Web page and app entries
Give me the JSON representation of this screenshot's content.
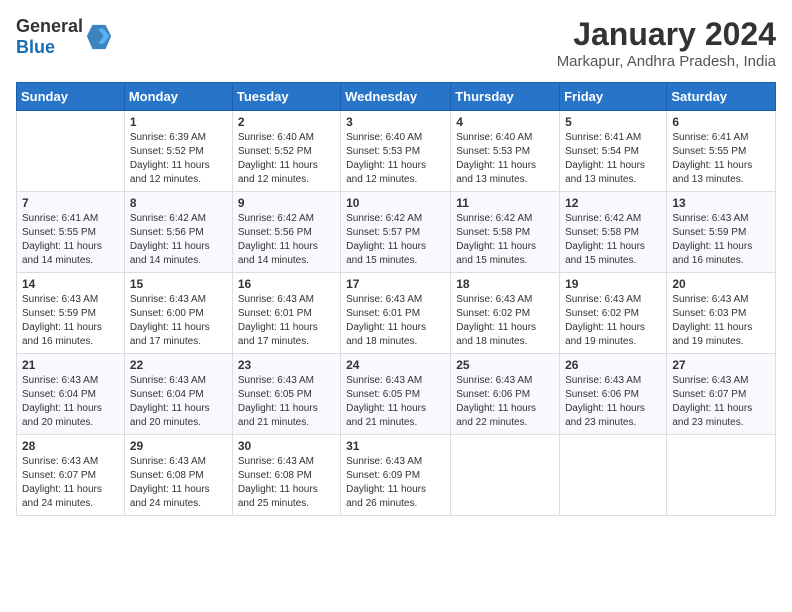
{
  "header": {
    "logo_general": "General",
    "logo_blue": "Blue",
    "month_year": "January 2024",
    "location": "Markapur, Andhra Pradesh, India"
  },
  "days_of_week": [
    "Sunday",
    "Monday",
    "Tuesday",
    "Wednesday",
    "Thursday",
    "Friday",
    "Saturday"
  ],
  "weeks": [
    [
      {
        "day": "",
        "sunrise": "",
        "sunset": "",
        "daylight": ""
      },
      {
        "day": "1",
        "sunrise": "Sunrise: 6:39 AM",
        "sunset": "Sunset: 5:52 PM",
        "daylight": "Daylight: 11 hours and 12 minutes."
      },
      {
        "day": "2",
        "sunrise": "Sunrise: 6:40 AM",
        "sunset": "Sunset: 5:52 PM",
        "daylight": "Daylight: 11 hours and 12 minutes."
      },
      {
        "day": "3",
        "sunrise": "Sunrise: 6:40 AM",
        "sunset": "Sunset: 5:53 PM",
        "daylight": "Daylight: 11 hours and 12 minutes."
      },
      {
        "day": "4",
        "sunrise": "Sunrise: 6:40 AM",
        "sunset": "Sunset: 5:53 PM",
        "daylight": "Daylight: 11 hours and 13 minutes."
      },
      {
        "day": "5",
        "sunrise": "Sunrise: 6:41 AM",
        "sunset": "Sunset: 5:54 PM",
        "daylight": "Daylight: 11 hours and 13 minutes."
      },
      {
        "day": "6",
        "sunrise": "Sunrise: 6:41 AM",
        "sunset": "Sunset: 5:55 PM",
        "daylight": "Daylight: 11 hours and 13 minutes."
      }
    ],
    [
      {
        "day": "7",
        "sunrise": "Sunrise: 6:41 AM",
        "sunset": "Sunset: 5:55 PM",
        "daylight": "Daylight: 11 hours and 14 minutes."
      },
      {
        "day": "8",
        "sunrise": "Sunrise: 6:42 AM",
        "sunset": "Sunset: 5:56 PM",
        "daylight": "Daylight: 11 hours and 14 minutes."
      },
      {
        "day": "9",
        "sunrise": "Sunrise: 6:42 AM",
        "sunset": "Sunset: 5:56 PM",
        "daylight": "Daylight: 11 hours and 14 minutes."
      },
      {
        "day": "10",
        "sunrise": "Sunrise: 6:42 AM",
        "sunset": "Sunset: 5:57 PM",
        "daylight": "Daylight: 11 hours and 15 minutes."
      },
      {
        "day": "11",
        "sunrise": "Sunrise: 6:42 AM",
        "sunset": "Sunset: 5:58 PM",
        "daylight": "Daylight: 11 hours and 15 minutes."
      },
      {
        "day": "12",
        "sunrise": "Sunrise: 6:42 AM",
        "sunset": "Sunset: 5:58 PM",
        "daylight": "Daylight: 11 hours and 15 minutes."
      },
      {
        "day": "13",
        "sunrise": "Sunrise: 6:43 AM",
        "sunset": "Sunset: 5:59 PM",
        "daylight": "Daylight: 11 hours and 16 minutes."
      }
    ],
    [
      {
        "day": "14",
        "sunrise": "Sunrise: 6:43 AM",
        "sunset": "Sunset: 5:59 PM",
        "daylight": "Daylight: 11 hours and 16 minutes."
      },
      {
        "day": "15",
        "sunrise": "Sunrise: 6:43 AM",
        "sunset": "Sunset: 6:00 PM",
        "daylight": "Daylight: 11 hours and 17 minutes."
      },
      {
        "day": "16",
        "sunrise": "Sunrise: 6:43 AM",
        "sunset": "Sunset: 6:01 PM",
        "daylight": "Daylight: 11 hours and 17 minutes."
      },
      {
        "day": "17",
        "sunrise": "Sunrise: 6:43 AM",
        "sunset": "Sunset: 6:01 PM",
        "daylight": "Daylight: 11 hours and 18 minutes."
      },
      {
        "day": "18",
        "sunrise": "Sunrise: 6:43 AM",
        "sunset": "Sunset: 6:02 PM",
        "daylight": "Daylight: 11 hours and 18 minutes."
      },
      {
        "day": "19",
        "sunrise": "Sunrise: 6:43 AM",
        "sunset": "Sunset: 6:02 PM",
        "daylight": "Daylight: 11 hours and 19 minutes."
      },
      {
        "day": "20",
        "sunrise": "Sunrise: 6:43 AM",
        "sunset": "Sunset: 6:03 PM",
        "daylight": "Daylight: 11 hours and 19 minutes."
      }
    ],
    [
      {
        "day": "21",
        "sunrise": "Sunrise: 6:43 AM",
        "sunset": "Sunset: 6:04 PM",
        "daylight": "Daylight: 11 hours and 20 minutes."
      },
      {
        "day": "22",
        "sunrise": "Sunrise: 6:43 AM",
        "sunset": "Sunset: 6:04 PM",
        "daylight": "Daylight: 11 hours and 20 minutes."
      },
      {
        "day": "23",
        "sunrise": "Sunrise: 6:43 AM",
        "sunset": "Sunset: 6:05 PM",
        "daylight": "Daylight: 11 hours and 21 minutes."
      },
      {
        "day": "24",
        "sunrise": "Sunrise: 6:43 AM",
        "sunset": "Sunset: 6:05 PM",
        "daylight": "Daylight: 11 hours and 21 minutes."
      },
      {
        "day": "25",
        "sunrise": "Sunrise: 6:43 AM",
        "sunset": "Sunset: 6:06 PM",
        "daylight": "Daylight: 11 hours and 22 minutes."
      },
      {
        "day": "26",
        "sunrise": "Sunrise: 6:43 AM",
        "sunset": "Sunset: 6:06 PM",
        "daylight": "Daylight: 11 hours and 23 minutes."
      },
      {
        "day": "27",
        "sunrise": "Sunrise: 6:43 AM",
        "sunset": "Sunset: 6:07 PM",
        "daylight": "Daylight: 11 hours and 23 minutes."
      }
    ],
    [
      {
        "day": "28",
        "sunrise": "Sunrise: 6:43 AM",
        "sunset": "Sunset: 6:07 PM",
        "daylight": "Daylight: 11 hours and 24 minutes."
      },
      {
        "day": "29",
        "sunrise": "Sunrise: 6:43 AM",
        "sunset": "Sunset: 6:08 PM",
        "daylight": "Daylight: 11 hours and 24 minutes."
      },
      {
        "day": "30",
        "sunrise": "Sunrise: 6:43 AM",
        "sunset": "Sunset: 6:08 PM",
        "daylight": "Daylight: 11 hours and 25 minutes."
      },
      {
        "day": "31",
        "sunrise": "Sunrise: 6:43 AM",
        "sunset": "Sunset: 6:09 PM",
        "daylight": "Daylight: 11 hours and 26 minutes."
      },
      {
        "day": "",
        "sunrise": "",
        "sunset": "",
        "daylight": ""
      },
      {
        "day": "",
        "sunrise": "",
        "sunset": "",
        "daylight": ""
      },
      {
        "day": "",
        "sunrise": "",
        "sunset": "",
        "daylight": ""
      }
    ]
  ]
}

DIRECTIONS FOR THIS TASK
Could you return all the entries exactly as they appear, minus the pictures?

WRITTEN RESPONSE
Give me the JSON representation of this screenshot's content.
{
  "header": {
    "logo_general": "General",
    "logo_blue": "Blue",
    "month_year": "January 2024",
    "location": "Markapur, Andhra Pradesh, India"
  },
  "days_of_week": [
    "Sunday",
    "Monday",
    "Tuesday",
    "Wednesday",
    "Thursday",
    "Friday",
    "Saturday"
  ],
  "weeks": [
    [
      {
        "day": "",
        "sunrise": "",
        "sunset": "",
        "daylight": ""
      },
      {
        "day": "1",
        "sunrise": "Sunrise: 6:39 AM",
        "sunset": "Sunset: 5:52 PM",
        "daylight": "Daylight: 11 hours and 12 minutes."
      },
      {
        "day": "2",
        "sunrise": "Sunrise: 6:40 AM",
        "sunset": "Sunset: 5:52 PM",
        "daylight": "Daylight: 11 hours and 12 minutes."
      },
      {
        "day": "3",
        "sunrise": "Sunrise: 6:40 AM",
        "sunset": "Sunset: 5:53 PM",
        "daylight": "Daylight: 11 hours and 12 minutes."
      },
      {
        "day": "4",
        "sunrise": "Sunrise: 6:40 AM",
        "sunset": "Sunset: 5:53 PM",
        "daylight": "Daylight: 11 hours and 13 minutes."
      },
      {
        "day": "5",
        "sunrise": "Sunrise: 6:41 AM",
        "sunset": "Sunset: 5:54 PM",
        "daylight": "Daylight: 11 hours and 13 minutes."
      },
      {
        "day": "6",
        "sunrise": "Sunrise: 6:41 AM",
        "sunset": "Sunset: 5:55 PM",
        "daylight": "Daylight: 11 hours and 13 minutes."
      }
    ],
    [
      {
        "day": "7",
        "sunrise": "Sunrise: 6:41 AM",
        "sunset": "Sunset: 5:55 PM",
        "daylight": "Daylight: 11 hours and 14 minutes."
      },
      {
        "day": "8",
        "sunrise": "Sunrise: 6:42 AM",
        "sunset": "Sunset: 5:56 PM",
        "daylight": "Daylight: 11 hours and 14 minutes."
      },
      {
        "day": "9",
        "sunrise": "Sunrise: 6:42 AM",
        "sunset": "Sunset: 5:56 PM",
        "daylight": "Daylight: 11 hours and 14 minutes."
      },
      {
        "day": "10",
        "sunrise": "Sunrise: 6:42 AM",
        "sunset": "Sunset: 5:57 PM",
        "daylight": "Daylight: 11 hours and 15 minutes."
      },
      {
        "day": "11",
        "sunrise": "Sunrise: 6:42 AM",
        "sunset": "Sunset: 5:58 PM",
        "daylight": "Daylight: 11 hours and 15 minutes."
      },
      {
        "day": "12",
        "sunrise": "Sunrise: 6:42 AM",
        "sunset": "Sunset: 5:58 PM",
        "daylight": "Daylight: 11 hours and 15 minutes."
      },
      {
        "day": "13",
        "sunrise": "Sunrise: 6:43 AM",
        "sunset": "Sunset: 5:59 PM",
        "daylight": "Daylight: 11 hours and 16 minutes."
      }
    ],
    [
      {
        "day": "14",
        "sunrise": "Sunrise: 6:43 AM",
        "sunset": "Sunset: 5:59 PM",
        "daylight": "Daylight: 11 hours and 16 minutes."
      },
      {
        "day": "15",
        "sunrise": "Sunrise: 6:43 AM",
        "sunset": "Sunset: 6:00 PM",
        "daylight": "Daylight: 11 hours and 17 minutes."
      },
      {
        "day": "16",
        "sunrise": "Sunrise: 6:43 AM",
        "sunset": "Sunset: 6:01 PM",
        "daylight": "Daylight: 11 hours and 17 minutes."
      },
      {
        "day": "17",
        "sunrise": "Sunrise: 6:43 AM",
        "sunset": "Sunset: 6:01 PM",
        "daylight": "Daylight: 11 hours and 18 minutes."
      },
      {
        "day": "18",
        "sunrise": "Sunrise: 6:43 AM",
        "sunset": "Sunset: 6:02 PM",
        "daylight": "Daylight: 11 hours and 18 minutes."
      },
      {
        "day": "19",
        "sunrise": "Sunrise: 6:43 AM",
        "sunset": "Sunset: 6:02 PM",
        "daylight": "Daylight: 11 hours and 19 minutes."
      },
      {
        "day": "20",
        "sunrise": "Sunrise: 6:43 AM",
        "sunset": "Sunset: 6:03 PM",
        "daylight": "Daylight: 11 hours and 19 minutes."
      }
    ],
    [
      {
        "day": "21",
        "sunrise": "Sunrise: 6:43 AM",
        "sunset": "Sunset: 6:04 PM",
        "daylight": "Daylight: 11 hours and 20 minutes."
      },
      {
        "day": "22",
        "sunrise": "Sunrise: 6:43 AM",
        "sunset": "Sunset: 6:04 PM",
        "daylight": "Daylight: 11 hours and 20 minutes."
      },
      {
        "day": "23",
        "sunrise": "Sunrise: 6:43 AM",
        "sunset": "Sunset: 6:05 PM",
        "daylight": "Daylight: 11 hours and 21 minutes."
      },
      {
        "day": "24",
        "sunrise": "Sunrise: 6:43 AM",
        "sunset": "Sunset: 6:05 PM",
        "daylight": "Daylight: 11 hours and 21 minutes."
      },
      {
        "day": "25",
        "sunrise": "Sunrise: 6:43 AM",
        "sunset": "Sunset: 6:06 PM",
        "daylight": "Daylight: 11 hours and 22 minutes."
      },
      {
        "day": "26",
        "sunrise": "Sunrise: 6:43 AM",
        "sunset": "Sunset: 6:06 PM",
        "daylight": "Daylight: 11 hours and 23 minutes."
      },
      {
        "day": "27",
        "sunrise": "Sunrise: 6:43 AM",
        "sunset": "Sunset: 6:07 PM",
        "daylight": "Daylight: 11 hours and 23 minutes."
      }
    ],
    [
      {
        "day": "28",
        "sunrise": "Sunrise: 6:43 AM",
        "sunset": "Sunset: 6:07 PM",
        "daylight": "Daylight: 11 hours and 24 minutes."
      },
      {
        "day": "29",
        "sunrise": "Sunrise: 6:43 AM",
        "sunset": "Sunset: 6:08 PM",
        "daylight": "Daylight: 11 hours and 24 minutes."
      },
      {
        "day": "30",
        "sunrise": "Sunrise: 6:43 AM",
        "sunset": "Sunset: 6:08 PM",
        "daylight": "Daylight: 11 hours and 25 minutes."
      },
      {
        "day": "31",
        "sunrise": "Sunrise: 6:43 AM",
        "sunset": "Sunset: 6:09 PM",
        "daylight": "Daylight: 11 hours and 26 minutes."
      },
      {
        "day": "",
        "sunrise": "",
        "sunset": "",
        "daylight": ""
      },
      {
        "day": "",
        "sunrise": "",
        "sunset": "",
        "daylight": ""
      },
      {
        "day": "",
        "sunrise": "",
        "sunset": "",
        "daylight": ""
      }
    ]
  ]
}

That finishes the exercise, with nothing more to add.